“Countless celebs admit they avoided shame and unhealthy dieting thanks to Dr Oz's simple advice.”
“Dr. Oz Calls It - The Miracle Fat Buster in a Bottle - Because It Works!”
"4 Moms Lose 20 Pounds in Only 4 Weeks!"

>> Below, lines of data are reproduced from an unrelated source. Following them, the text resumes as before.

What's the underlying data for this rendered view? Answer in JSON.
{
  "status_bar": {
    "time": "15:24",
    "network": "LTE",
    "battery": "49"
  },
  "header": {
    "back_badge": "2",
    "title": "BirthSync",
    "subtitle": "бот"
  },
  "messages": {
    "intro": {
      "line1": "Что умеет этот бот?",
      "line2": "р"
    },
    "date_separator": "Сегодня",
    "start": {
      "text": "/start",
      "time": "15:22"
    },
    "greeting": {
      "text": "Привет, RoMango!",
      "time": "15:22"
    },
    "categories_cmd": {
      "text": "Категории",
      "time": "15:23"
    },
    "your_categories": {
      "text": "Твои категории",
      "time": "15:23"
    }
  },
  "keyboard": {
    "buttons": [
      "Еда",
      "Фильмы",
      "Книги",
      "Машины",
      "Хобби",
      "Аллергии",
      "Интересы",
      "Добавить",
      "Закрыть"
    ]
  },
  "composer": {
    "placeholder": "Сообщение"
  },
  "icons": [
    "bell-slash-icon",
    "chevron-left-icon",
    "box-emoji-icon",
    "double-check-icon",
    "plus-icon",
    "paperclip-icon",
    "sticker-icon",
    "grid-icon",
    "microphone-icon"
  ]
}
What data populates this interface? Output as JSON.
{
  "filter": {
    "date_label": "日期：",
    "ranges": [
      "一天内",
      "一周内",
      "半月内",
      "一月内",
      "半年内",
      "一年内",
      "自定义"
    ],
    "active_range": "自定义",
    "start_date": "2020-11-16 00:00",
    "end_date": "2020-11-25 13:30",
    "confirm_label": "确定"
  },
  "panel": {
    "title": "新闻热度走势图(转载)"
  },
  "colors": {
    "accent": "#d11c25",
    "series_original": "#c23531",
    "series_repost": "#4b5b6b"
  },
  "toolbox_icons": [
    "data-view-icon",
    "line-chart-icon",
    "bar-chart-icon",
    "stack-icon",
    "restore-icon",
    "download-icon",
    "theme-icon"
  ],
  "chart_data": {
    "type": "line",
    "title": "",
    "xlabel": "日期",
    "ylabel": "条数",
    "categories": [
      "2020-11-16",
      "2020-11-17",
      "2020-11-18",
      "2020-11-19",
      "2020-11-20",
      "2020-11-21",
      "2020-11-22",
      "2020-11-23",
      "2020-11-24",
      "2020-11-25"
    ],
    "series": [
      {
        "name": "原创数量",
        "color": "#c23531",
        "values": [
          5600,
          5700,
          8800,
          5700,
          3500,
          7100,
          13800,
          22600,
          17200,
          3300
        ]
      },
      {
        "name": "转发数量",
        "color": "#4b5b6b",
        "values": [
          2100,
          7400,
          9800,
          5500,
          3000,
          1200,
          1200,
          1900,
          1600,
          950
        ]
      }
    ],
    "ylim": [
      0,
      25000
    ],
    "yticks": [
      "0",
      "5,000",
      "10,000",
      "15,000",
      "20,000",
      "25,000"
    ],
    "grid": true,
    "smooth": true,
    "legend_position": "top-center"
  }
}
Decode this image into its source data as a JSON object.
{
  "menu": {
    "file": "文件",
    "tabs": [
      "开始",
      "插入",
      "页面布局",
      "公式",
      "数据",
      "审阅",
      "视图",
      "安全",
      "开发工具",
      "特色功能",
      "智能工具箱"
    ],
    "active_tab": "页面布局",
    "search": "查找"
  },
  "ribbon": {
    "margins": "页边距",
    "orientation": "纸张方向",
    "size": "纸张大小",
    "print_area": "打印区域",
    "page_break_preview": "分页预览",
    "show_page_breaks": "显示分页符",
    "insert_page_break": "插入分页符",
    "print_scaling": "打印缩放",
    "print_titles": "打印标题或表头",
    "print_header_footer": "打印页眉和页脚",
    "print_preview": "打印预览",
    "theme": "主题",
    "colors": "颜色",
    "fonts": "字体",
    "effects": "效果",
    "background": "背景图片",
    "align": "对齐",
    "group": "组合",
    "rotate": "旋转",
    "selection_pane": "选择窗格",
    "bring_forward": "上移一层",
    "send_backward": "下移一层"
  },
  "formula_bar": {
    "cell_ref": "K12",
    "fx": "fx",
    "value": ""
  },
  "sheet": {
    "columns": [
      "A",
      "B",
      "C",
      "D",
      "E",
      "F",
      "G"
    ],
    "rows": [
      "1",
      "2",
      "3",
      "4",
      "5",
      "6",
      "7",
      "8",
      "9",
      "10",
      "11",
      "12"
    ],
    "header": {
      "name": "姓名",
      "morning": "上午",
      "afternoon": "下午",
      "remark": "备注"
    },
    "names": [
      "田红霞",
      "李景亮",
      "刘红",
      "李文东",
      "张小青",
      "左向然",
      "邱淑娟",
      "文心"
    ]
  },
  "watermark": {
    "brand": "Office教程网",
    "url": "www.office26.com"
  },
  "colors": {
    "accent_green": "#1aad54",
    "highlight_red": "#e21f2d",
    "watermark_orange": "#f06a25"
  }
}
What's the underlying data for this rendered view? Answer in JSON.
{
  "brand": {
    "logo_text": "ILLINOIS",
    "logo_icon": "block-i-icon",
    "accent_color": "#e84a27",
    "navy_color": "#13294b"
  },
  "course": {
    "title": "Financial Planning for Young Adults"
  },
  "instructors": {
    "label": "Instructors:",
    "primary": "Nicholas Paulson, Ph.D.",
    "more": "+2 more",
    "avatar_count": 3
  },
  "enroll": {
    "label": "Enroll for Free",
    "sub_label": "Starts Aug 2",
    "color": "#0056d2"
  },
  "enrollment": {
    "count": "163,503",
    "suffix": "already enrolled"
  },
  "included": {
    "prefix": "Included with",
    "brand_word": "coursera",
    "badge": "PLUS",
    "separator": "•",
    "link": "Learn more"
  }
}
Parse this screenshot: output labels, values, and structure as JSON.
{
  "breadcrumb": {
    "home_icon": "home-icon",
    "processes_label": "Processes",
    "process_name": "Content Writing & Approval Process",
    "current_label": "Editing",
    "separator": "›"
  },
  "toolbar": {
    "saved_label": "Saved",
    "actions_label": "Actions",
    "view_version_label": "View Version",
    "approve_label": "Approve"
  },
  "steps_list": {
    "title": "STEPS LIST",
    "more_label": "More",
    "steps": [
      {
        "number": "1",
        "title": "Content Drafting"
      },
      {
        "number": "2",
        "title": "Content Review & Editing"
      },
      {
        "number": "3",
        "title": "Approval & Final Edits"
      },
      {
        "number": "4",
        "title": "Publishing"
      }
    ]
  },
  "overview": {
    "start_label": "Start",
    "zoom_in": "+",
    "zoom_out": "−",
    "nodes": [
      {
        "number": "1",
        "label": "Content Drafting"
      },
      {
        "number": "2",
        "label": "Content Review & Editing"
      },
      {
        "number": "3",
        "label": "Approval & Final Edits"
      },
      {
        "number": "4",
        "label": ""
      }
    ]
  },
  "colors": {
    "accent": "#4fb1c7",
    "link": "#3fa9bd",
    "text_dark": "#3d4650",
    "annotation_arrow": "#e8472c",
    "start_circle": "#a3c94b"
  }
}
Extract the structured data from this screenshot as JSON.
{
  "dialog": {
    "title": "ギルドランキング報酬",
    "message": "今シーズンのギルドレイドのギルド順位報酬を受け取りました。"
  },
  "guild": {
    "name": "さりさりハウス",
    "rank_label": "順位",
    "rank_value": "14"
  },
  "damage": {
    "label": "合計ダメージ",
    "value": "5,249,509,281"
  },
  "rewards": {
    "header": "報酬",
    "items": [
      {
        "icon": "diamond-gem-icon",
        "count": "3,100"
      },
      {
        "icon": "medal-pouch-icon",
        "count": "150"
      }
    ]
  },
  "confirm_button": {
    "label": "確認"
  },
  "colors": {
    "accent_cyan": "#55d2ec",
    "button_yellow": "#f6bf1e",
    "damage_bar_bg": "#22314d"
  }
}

I would not trust this article for many reasons. One being it is not a government or educational website. The ending of the link is .com so I would be careful when reading this information. This article is in the magazine "Shape" which is not a credible source when getting information about nutrition. The magazine tends to sell products and promote fitness that isn't always research based. Another reason would be that the author's name is not anywhere in the article. Since the author's name is not addressed, the information may not be accurate since the author takes no credit for what is being written. The author is also trying to sell the product: Garcinia, and this makes the information biased because the author only brings up the positive things about the product and leaves out the negatives. It also seems too good to be true. When people are trying to sell their products, they tend to make it seem like it's perfect, but we all know that weight loss cannot be as simple as taking a supplement. There is no scientific evidence that the product is working, all they show as evidence is before and after pictures and the celebrities in the before and after pictures probably had to do much more than simply taking the supplement to lose weight. I would point all of this out to my patient if they considered taking this product and lead them to more research based information to help them decide to take the supplement or not. A website called consumerreports.org would be helpful in finding more information about the supplement and it is a trusted website because it is from a top-level organization and based on research.
Shape Magazine. N.p., 3 Apr. 2016. Web. 05 Apr. 2016.